NEW BEDFORD- Immigrant temp workers who have been a legal battle against Employment on Demand Agency Inc. (EDA), a temp agency, had a big day on Tuesday at Bristol County Superior Court.
During the final settlement hearing of their class action lawsuit against EDA, the immigrant workers held a rally against unlawful treatment and wage theft to draw attention to the temp agency’s alleged treatment of their employees.
The workers and their attorneys from Justice at Work, a legal group dedicated to providing strategic workplace-related legal services to immigrant workers, are accusing the temp agency of overtime wage theft and workplace mistreatment of its immigrant employees working across 17 different seafood companies in the state. They say that these employees haven’t received the appropriate amount of overtime pay from EDA, and accuse the agency of conducting a scheme to get out of it.
This was allegedly done by sending the workers to multiple seafood distribution companies throughout the week and moving them to different distributors before they could complete 40-hours at one establishment. EDA then would deny overtime pay to these employees, claiming that they did not work 40-hours or more at a single seafood distributor and that the overall amount of time worked for the agency is not applicable to overtime.

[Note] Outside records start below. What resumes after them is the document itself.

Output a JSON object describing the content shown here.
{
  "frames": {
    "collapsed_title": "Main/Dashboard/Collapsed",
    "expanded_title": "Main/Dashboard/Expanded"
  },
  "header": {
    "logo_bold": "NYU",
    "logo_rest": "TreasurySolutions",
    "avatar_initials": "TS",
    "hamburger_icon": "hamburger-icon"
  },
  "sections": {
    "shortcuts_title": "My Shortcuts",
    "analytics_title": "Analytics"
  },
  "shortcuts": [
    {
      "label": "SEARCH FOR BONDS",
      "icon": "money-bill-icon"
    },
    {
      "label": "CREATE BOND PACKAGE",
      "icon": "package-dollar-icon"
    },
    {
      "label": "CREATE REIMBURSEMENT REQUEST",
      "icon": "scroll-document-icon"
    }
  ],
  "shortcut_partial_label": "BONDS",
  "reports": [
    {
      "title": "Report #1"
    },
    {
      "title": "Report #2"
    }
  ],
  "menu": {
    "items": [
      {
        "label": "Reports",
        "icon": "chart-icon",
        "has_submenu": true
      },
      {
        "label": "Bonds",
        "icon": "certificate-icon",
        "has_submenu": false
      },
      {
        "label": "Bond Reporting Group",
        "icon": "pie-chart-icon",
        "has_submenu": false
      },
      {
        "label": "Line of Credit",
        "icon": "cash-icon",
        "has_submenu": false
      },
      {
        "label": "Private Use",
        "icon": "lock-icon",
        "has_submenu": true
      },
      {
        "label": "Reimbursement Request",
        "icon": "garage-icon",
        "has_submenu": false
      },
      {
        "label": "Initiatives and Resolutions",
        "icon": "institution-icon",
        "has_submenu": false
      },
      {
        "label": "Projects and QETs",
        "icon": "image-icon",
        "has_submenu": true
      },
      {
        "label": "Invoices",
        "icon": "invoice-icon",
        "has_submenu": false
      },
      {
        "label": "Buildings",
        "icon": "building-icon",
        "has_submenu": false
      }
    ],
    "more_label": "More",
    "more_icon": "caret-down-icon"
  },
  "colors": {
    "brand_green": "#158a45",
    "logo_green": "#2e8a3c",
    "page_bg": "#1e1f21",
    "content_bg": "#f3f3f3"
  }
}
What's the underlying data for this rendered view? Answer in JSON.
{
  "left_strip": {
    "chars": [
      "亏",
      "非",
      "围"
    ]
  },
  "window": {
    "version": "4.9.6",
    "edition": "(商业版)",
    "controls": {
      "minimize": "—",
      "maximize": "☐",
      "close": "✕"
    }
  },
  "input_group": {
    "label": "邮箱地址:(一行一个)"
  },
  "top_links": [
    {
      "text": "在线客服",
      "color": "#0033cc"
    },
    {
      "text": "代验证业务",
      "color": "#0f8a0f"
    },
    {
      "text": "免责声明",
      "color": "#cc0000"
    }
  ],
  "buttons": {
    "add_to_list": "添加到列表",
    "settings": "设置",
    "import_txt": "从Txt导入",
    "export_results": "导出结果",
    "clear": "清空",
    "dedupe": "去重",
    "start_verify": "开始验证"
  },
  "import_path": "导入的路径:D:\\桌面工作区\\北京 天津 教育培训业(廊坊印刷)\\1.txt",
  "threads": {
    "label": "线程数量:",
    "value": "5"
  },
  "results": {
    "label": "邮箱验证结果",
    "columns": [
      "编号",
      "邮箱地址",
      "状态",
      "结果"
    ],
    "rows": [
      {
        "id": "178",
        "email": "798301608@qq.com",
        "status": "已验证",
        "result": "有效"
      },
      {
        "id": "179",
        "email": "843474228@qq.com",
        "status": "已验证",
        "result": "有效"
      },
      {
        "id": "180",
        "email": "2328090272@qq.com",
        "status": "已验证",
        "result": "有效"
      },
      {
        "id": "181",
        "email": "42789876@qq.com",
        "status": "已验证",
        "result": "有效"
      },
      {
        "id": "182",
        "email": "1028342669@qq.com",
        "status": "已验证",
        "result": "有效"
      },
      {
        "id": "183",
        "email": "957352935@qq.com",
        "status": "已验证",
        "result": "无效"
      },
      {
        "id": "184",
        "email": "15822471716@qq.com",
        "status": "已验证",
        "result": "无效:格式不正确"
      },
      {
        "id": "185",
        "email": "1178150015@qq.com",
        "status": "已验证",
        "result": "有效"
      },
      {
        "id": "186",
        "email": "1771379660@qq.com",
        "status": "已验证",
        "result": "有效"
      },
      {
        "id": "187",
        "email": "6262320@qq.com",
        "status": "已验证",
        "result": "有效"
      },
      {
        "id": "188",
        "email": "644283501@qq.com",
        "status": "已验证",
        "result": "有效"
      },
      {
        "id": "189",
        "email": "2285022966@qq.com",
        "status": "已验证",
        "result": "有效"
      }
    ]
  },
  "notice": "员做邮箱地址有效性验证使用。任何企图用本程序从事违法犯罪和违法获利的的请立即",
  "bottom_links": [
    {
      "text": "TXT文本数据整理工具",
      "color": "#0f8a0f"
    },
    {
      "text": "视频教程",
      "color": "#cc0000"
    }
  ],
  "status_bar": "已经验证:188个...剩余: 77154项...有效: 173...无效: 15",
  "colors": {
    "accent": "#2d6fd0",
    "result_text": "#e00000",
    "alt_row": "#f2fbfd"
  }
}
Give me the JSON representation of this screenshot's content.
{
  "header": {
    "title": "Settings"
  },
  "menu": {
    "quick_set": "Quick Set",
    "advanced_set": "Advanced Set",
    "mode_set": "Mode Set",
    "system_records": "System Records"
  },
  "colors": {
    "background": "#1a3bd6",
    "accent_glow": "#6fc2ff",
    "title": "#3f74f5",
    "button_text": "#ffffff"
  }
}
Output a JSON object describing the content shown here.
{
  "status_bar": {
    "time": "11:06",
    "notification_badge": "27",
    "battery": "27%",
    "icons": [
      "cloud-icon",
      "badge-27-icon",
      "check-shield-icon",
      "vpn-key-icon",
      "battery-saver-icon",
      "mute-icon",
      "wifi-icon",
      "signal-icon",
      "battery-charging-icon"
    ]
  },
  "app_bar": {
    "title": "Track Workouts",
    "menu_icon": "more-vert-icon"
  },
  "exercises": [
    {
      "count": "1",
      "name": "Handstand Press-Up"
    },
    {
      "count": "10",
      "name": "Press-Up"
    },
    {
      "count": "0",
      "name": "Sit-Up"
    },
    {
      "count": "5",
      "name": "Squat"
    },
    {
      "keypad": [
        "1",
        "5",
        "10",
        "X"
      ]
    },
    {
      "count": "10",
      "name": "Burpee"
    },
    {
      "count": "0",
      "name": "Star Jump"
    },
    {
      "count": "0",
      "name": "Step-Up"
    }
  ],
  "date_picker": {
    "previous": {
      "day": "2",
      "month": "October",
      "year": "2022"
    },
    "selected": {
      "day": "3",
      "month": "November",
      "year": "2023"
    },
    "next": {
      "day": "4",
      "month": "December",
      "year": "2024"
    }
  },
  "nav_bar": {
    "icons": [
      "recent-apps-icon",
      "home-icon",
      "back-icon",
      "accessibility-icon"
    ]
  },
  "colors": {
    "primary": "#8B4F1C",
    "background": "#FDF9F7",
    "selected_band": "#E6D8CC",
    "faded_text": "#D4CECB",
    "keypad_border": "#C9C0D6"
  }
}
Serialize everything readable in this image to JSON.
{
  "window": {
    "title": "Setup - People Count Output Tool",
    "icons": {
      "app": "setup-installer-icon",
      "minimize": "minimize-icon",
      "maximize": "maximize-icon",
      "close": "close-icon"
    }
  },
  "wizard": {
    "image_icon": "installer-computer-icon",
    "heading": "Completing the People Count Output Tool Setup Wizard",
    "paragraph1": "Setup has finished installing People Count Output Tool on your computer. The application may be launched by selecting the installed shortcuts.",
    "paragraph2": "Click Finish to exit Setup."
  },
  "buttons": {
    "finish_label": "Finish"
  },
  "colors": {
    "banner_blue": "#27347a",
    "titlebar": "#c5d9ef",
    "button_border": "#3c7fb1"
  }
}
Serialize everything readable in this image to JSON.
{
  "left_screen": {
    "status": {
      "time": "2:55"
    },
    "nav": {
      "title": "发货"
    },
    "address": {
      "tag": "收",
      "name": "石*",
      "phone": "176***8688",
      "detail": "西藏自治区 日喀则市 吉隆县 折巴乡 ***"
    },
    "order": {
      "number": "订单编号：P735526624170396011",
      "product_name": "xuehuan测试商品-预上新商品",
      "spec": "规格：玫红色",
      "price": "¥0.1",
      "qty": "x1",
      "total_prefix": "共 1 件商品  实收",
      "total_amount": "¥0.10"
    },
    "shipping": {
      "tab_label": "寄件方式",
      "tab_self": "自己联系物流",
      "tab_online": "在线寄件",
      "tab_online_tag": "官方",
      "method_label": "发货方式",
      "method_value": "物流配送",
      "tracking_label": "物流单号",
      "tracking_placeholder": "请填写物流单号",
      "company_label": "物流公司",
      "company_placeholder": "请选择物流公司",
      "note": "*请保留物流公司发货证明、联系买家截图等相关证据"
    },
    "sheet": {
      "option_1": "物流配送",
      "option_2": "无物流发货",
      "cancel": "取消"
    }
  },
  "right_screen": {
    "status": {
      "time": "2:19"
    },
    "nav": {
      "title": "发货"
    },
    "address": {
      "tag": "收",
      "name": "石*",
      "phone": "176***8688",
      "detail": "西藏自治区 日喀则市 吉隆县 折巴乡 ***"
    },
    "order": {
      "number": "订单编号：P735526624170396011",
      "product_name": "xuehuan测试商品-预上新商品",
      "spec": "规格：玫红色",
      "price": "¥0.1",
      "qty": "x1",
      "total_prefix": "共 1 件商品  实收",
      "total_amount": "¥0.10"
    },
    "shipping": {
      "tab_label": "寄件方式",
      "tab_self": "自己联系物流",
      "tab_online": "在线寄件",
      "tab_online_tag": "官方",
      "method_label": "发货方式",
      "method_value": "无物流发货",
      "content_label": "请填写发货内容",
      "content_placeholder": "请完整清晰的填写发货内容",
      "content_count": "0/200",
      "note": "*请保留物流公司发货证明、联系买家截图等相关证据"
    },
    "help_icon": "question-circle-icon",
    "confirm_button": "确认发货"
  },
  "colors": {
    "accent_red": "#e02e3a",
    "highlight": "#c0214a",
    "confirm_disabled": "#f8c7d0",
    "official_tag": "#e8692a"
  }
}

The rally featured around 15 immigrant workers filing suit against the temp agency who shared their stories of their mistreatment by EDA and the seafood companies they worked for. Sabrina Vasquez spoke about her experience working at American Red Crab through the temp agency, and spoke of the discrimination she experienced there on top of her wage theft.
“As a worker there I suffered many injustices, much bad treatment, and discrimination. Often times we’d be put to do work that we hadn’t been trained in, that we’ve never done before and the bosses would be very aggressive with us. They would yell at us when we didn’t know how to do a job we had just gotten, and there was a lot of discriminatory treatment,” said Vasquez.
Jose Palma, the Legal Program Coordinator for Justice at Work, spoke at the rally before heading into the courthouse for the hearing. He told the crowd of the motivation Justice at Work has to help out immigrant workers across the state. He also spoke out against companies that dodge the responsibility of paying the extra overhead costs to cover these workers.
“As we are hearing today companies regularly hide behind temp agencies and sub-contractors and do whatever they can to avoid responsibilities. Palma said. “That means that even when there clear legal violations it is tough for workers to get justice. We believe that is not right, and that’s why we are happy to be working in partnership with worker centers and justice of workers, and are happy to continue this collaboration.”
Steve Churchill, an attorney working for Justice at Work who represented the immigrant workers, interrupted the rally to deliver the verdict of the final settlement hearing against EDA. The attorney announced a victory in favor of the workers, who would be receiving all of their missed pay from the agency by way of an approved court settlement.
“The workers in this case who were not paid overtime as they should have been, and filed a request for payment will now get paid,” Churchill announced to an elated crowd.
The attorney followed up his announcement by explaining the importance of establishing stronger laws to protect employees and of what he says is the necessary collaboration between lawyers and establishments representing workers like these.
“One thing I want to say is how this case demonstrates two things that are really critical to ensure that workers are treated fairly in the workplace,” Churchill said.
“The first thing is that it’s essential that we have strong laws in Massachusetts to protect workers, because it’s those laws that allow us to reach settlements like we reached today. The second thing is this case demonstrates well how important it is to have collaboration between workers and worker centers and lawyers to ensure these laws are aggressively enforced” he said.
The demonstrators at the rally held up signs admonishing EDA and the 17 seafood companies involved in wage theft and the mistreatment of its immigrant employees. The rally was dispersed following the announcement of the result of the hearing from attorney Steve Churchill.